As the Minister of Agriculture and Agri-Food, who seems to have held a similar position, said, the importance of co-operatives throughout Canada is evident. In view of the size of the co-op movement in Quebec's economy and the place it has held in Quebecers' recent history, let me point out the work this movement does and its special contribution to our society.

Co-ops played and still play a vital role in Quebec's economic development. Voluntary membership, democratic organization, training of members, redistribution of surpluses in the community and limits on return on capital are all principles that square with Quebecers' thinking and explain the development of this movement in Quebec. Furthermore, co-ops are part of the lives of Quebecers from primary school until they die-there are even funeral co-operatives.
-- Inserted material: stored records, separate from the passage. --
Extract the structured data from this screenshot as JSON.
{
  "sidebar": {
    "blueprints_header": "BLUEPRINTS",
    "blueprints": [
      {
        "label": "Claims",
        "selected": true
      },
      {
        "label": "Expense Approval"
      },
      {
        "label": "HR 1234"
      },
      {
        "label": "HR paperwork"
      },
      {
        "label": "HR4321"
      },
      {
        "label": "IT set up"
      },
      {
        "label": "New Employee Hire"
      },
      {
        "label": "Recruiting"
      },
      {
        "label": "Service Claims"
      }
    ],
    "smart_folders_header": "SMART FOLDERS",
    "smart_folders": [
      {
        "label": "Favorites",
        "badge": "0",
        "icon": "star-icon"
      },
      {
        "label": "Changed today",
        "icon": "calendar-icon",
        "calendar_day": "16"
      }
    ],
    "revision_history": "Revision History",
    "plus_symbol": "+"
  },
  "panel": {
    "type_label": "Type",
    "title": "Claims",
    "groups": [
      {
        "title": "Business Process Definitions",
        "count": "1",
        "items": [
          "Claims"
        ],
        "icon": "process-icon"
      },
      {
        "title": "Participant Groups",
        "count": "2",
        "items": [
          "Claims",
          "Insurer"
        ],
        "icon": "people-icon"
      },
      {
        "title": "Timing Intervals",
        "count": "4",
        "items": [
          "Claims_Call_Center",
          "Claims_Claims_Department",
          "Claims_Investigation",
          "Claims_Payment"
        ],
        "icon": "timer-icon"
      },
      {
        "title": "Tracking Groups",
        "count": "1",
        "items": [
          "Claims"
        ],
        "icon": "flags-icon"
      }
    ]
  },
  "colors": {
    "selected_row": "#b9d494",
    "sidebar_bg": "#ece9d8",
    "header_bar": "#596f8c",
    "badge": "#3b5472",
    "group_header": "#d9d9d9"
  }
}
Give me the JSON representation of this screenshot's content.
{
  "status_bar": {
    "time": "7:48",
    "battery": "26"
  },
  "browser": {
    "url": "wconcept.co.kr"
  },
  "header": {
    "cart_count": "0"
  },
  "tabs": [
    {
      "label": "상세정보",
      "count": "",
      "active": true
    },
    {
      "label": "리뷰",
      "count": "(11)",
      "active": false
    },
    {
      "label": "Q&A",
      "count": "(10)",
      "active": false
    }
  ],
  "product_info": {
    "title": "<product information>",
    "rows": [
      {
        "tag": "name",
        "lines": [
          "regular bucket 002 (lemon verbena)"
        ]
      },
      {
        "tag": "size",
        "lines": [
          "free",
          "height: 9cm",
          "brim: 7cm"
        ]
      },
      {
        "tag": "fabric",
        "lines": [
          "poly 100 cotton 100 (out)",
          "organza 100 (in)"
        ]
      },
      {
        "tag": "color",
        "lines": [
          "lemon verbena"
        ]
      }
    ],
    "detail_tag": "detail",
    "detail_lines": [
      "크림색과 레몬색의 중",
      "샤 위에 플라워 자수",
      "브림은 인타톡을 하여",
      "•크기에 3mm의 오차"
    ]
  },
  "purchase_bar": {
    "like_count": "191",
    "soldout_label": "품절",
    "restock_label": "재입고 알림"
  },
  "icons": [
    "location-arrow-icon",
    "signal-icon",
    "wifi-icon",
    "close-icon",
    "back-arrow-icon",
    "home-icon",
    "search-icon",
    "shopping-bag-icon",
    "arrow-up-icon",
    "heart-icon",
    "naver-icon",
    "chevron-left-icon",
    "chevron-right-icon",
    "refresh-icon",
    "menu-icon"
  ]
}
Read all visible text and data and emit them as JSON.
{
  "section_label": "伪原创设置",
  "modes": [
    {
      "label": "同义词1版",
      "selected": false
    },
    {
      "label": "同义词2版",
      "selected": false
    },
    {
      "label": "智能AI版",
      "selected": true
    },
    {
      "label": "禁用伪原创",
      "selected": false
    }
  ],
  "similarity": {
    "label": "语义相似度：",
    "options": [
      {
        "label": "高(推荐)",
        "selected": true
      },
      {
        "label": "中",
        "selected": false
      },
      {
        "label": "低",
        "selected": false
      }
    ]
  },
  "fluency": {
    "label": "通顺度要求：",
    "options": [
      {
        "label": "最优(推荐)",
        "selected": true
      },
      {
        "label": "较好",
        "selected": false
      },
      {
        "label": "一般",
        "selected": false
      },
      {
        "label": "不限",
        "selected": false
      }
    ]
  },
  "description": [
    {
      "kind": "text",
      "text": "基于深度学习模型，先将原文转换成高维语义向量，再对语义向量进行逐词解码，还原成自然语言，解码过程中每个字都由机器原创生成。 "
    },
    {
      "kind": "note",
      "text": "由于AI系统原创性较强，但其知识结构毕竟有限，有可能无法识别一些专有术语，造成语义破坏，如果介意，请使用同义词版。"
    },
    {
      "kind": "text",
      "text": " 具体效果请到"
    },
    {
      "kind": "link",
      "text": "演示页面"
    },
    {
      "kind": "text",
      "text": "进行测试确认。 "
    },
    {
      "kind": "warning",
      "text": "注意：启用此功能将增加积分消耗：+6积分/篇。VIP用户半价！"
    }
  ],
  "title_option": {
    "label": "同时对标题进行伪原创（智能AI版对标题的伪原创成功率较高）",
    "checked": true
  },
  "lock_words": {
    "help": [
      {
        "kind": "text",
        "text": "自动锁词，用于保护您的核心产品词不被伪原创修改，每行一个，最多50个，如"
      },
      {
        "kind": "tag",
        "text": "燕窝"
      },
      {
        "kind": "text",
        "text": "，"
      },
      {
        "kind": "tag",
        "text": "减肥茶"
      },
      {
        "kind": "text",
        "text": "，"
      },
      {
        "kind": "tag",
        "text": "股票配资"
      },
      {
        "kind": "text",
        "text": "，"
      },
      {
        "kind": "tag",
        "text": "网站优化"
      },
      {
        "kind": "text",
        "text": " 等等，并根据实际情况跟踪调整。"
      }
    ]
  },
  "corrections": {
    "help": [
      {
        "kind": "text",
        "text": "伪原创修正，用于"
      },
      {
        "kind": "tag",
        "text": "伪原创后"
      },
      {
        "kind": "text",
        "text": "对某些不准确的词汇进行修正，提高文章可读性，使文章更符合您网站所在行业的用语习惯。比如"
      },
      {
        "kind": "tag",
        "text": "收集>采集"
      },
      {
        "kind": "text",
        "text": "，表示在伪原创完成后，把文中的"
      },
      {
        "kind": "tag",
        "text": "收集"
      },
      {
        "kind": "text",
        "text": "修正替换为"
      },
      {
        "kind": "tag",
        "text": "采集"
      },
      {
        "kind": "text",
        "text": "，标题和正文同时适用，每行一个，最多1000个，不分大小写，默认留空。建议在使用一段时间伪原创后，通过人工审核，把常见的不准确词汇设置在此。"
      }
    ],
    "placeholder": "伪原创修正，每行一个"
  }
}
Whether we talk about financial, farm, housing, consumer, labour or any other kind of co-op, the co-operative movement is healthy and continues to grow in Quebec. Moreover, a new generation of co-op members is assured with the rise of co-ops in the student community through "interco-operation", twinning co-ops from different fields of activity; the Société de développement coopératif in particular promotes this.

The Desjardins movement is, of course, the pride of Quebec's co-op community. Stretching across Canada and involved in international co-operation projects in many other countries, the Desjardins group manages total assets estimated at over $75 billion. Quebec's co-op movement comprises over 3,300 co-ops with more than 5.9 million members and in excess of 60,000 employees. A major success story.

The vigour of the co-op movement in Quebec is due to the strong feeling of solidarity among Quebecers. We have always stuck together to ensure our own growth, often under difficult conditions. This solidarity will soon bring Quebecers to sovereignty, which must be based on economic sovereignty. The Desjardins movement, among others, has played a significant role in this by giving us confidence in one another.

In closing, I wish to thank and congratulate all co-operators in Quebec and Canada for their volunteer work, without which the co-op movement would not be what it is today.

Co-OperativesRoutine Proceedings

12:05 p.m.

Reform

Jake Hoeppner Reform Lisgar—Marquette, MB

Mr. Speaker, it is my honour to rise on behalf of the Reform Party to recognize and pay tribute to the co-operative movement in Canada.

I take this opportunity to congratulate and compliment the pioneers in the co-operative movement for having the vision and the dedication to fashion their dreams into reality.

The co-operative and credit union movement has had a very positive effect on this nation. Co-Op Vegetable Oils Limited of Altona, Manitoba, is one of the many examples of where a co-op has been a leader in its field. Not only did it help develop a vegetable cooking oil but it was also instrumental in encouraging and developing trade between the United States and Canada.

Co-ops and credit unions must be congratulated for being present to help communities develop and improve themselves. They must also be recognized as a player in our economy that

provided competition and has given people another choice, something that makes a democracy work very well.

It is with gratitude that on behalf of the Reform Party I acknowledge the accomplishments of co-ops and credit unions. We wish them well in future endeavours and encourage them to continue their innovative example of leadership.

Committees Of The HouseRoutine Proceedings

12:10 p.m.

Kingston and the Islands Ontario

Liberal

Peter Milliken LiberalParliamentary Secretary to Leader of the Government in the House of Commons

Mr. Speaker, I have the honour to present to the House the 41st report of the Standing Committee on Procedure and House Affairs regarding the membership of committees.

With leave of the House, I intend to move for concurrence in this report later this day.

Committees Of The HouseRoutine Proceedings

12:10 p.m.

Liberal

Wayne Easter Liberal Malpeque, PE

Mr. Speaker, I have the honour to present the third report of the Standing Committee on Agriculture and Agri-Food which deals with Bill C-50, an act to amend the Canadian Wheat Board Act. Bill C-50 as reported with amendments.